Imagine that Alice fell down the rabbit hole and straight into a tea shop and you’ve got the Richmond Tea Rooms, in the heart of Manchester’s gay village. The tea room is spread over two large areas, opulently designed with Alice-in-Wonderland-inspired décor. The largest features a quirky indoor greenhouse set in the corner to accommodate big parties. Indulge in the curiously large Richmond Tea (£23.50): Glass of bubbly, a cake stand stacked with fluffy scones with clotted cream and preserves, selection of sandwiches and house-made miniature cakes and pastries, served with a pot of freshly brewed tea. Or if you’re craving something small, the Alice Tea comes with cream scones and preserves and a pot of tea (£6.95).
In Manchester’s trendy Northern Quarter, Rosylee is a contemporary take on the great tea rooms of the 1950s. The unpretentious restaurant serves modern British comfort food. Start with an Elderflower and Cucumber Cooler (£7), a refreshing cocktail of Portobello Road Gin, St. Germain, lemon juice and Sauvignon Blanc topped with soda.
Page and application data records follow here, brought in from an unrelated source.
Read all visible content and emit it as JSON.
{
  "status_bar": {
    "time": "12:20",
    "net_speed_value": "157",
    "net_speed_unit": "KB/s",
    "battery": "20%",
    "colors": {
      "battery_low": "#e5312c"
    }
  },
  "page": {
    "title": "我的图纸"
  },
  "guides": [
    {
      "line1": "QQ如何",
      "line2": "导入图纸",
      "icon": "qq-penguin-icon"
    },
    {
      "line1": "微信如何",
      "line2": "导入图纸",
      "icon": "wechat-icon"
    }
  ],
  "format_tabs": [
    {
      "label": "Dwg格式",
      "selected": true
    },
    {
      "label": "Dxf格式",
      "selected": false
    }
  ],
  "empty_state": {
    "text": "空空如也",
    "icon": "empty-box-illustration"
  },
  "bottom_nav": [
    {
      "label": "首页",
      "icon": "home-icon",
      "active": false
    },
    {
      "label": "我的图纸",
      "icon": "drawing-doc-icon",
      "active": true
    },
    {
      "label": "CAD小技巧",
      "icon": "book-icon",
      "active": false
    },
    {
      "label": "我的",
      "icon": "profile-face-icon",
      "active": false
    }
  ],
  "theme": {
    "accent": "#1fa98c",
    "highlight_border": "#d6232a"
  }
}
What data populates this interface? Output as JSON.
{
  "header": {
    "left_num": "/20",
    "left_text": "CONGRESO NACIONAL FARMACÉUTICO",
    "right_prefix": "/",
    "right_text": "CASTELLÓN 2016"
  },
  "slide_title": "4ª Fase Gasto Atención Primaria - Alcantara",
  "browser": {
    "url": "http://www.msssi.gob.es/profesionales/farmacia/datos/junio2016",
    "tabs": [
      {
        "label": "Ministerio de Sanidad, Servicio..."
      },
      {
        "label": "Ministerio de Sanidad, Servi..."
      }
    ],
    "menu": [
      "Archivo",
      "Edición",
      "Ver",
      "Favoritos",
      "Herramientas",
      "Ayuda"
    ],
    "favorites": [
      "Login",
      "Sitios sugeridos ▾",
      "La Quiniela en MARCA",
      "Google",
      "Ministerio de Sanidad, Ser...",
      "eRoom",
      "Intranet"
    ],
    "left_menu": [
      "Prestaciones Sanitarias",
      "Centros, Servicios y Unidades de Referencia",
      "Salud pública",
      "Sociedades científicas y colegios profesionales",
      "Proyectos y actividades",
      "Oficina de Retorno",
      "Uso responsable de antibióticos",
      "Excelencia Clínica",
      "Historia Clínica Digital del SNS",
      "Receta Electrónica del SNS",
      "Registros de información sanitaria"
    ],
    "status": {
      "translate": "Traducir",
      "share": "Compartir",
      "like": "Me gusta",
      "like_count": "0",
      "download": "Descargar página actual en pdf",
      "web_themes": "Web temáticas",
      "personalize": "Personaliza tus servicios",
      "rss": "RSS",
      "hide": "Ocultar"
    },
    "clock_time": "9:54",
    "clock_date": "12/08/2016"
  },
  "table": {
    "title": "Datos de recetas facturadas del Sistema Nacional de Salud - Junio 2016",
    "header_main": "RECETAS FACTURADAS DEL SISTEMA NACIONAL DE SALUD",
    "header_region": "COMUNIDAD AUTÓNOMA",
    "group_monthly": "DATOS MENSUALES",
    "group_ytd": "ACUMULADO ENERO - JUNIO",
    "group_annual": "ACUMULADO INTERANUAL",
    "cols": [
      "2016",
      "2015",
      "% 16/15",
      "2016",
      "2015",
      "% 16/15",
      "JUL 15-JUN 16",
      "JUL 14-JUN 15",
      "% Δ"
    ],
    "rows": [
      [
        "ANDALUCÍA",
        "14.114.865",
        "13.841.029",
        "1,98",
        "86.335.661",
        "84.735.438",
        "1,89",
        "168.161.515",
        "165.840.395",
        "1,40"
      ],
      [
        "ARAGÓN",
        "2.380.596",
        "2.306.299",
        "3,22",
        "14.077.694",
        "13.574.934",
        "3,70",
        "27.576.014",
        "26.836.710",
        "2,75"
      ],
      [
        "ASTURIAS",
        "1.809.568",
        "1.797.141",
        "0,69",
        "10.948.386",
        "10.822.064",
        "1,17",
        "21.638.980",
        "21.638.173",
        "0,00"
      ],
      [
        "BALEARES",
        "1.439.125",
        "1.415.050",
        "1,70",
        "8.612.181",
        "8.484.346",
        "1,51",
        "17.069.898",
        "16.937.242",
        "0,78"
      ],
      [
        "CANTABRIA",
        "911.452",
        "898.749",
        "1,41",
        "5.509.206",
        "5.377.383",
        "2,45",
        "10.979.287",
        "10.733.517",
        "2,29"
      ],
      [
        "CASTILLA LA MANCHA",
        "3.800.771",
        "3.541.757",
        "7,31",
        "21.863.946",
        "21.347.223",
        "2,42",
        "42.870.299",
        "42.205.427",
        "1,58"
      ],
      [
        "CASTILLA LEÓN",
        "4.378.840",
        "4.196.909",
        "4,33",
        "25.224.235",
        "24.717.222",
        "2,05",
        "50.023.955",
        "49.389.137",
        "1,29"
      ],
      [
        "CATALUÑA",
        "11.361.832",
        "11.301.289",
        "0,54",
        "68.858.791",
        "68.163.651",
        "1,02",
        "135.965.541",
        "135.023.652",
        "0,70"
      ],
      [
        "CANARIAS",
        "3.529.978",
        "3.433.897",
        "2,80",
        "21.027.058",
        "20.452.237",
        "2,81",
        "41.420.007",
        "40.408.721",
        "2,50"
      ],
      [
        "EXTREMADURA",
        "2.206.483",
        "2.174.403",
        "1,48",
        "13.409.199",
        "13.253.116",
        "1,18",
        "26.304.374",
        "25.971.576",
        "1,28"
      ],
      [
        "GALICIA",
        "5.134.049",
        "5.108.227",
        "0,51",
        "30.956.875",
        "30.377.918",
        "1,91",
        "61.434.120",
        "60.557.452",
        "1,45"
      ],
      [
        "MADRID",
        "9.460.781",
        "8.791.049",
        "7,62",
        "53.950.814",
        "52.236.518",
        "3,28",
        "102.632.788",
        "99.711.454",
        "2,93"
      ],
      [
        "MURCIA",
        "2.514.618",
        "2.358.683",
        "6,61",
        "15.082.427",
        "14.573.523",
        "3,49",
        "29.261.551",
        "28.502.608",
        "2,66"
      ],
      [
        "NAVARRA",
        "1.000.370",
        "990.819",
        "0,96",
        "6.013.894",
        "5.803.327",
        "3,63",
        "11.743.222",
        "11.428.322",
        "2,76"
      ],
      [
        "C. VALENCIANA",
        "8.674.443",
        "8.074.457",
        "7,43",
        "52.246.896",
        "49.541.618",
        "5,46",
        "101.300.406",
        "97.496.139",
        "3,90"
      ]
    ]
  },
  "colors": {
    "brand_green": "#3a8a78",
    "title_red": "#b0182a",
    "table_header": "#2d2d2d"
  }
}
When it comes to Northern food, it doesn’t get more comforting than Lancashire Hot Pot (rustic lamb stew topped with sliced potatoes), served with crusty bread and pickled red cabbage. Save room for “pudding” and try the honey and rhubarb fool with sweet ginger wafers or a traditional Eccles Cake with Lancashire cheese or double cream.
DRINK AND BE MERRY
The fluorescent neon “Pawn Shop” sign is the first clue that Dusk Til Pawn was once a pawn shop in the Northern Quarter. The small and dimly lit bar has an impressive collection of liquor, housed in a large antique unit and bar staff who know how to use it to create a delicious collection of cocktails. Drink to your health with their Pawn Star Martini (£7), made with Vanilla Vodka, Butternut Schnapps, passion fruit topped with Champagne sorbet. Compared to North American cities, Manchester’s buildings are relatively flat, except for the recently built Hilton Manchester.
For unparalleled views of this northern city, have drinks at Cloud 23 where the cocktail list is a clever nod to Manchester’s heritage. Here’s to Baby is a champagne toast to ‘Baby, the world’s first computer… the brainchild of Manchester University professors. It’s Ketel 1 Vodka infused with vanilla, Galliano, spiced peach and rosemary purée, topped up with champagne (£13).
The Mecure Hotel is a comfortable, modern 4-star hotel in the city centre, overlooking Piccadilly Gardens and close to, well, everything. Converted from a British Telecom building (where I once worked with the bass player from Oasis way back when), the MacDonald Manchester Hotel & Spa is a boutique hotel and urban spa you’ll love.
Air Transat flies from Toronto, Calgary and Vancouver to Manchester, UK
Got any other hidden gem cities to share? Let us know!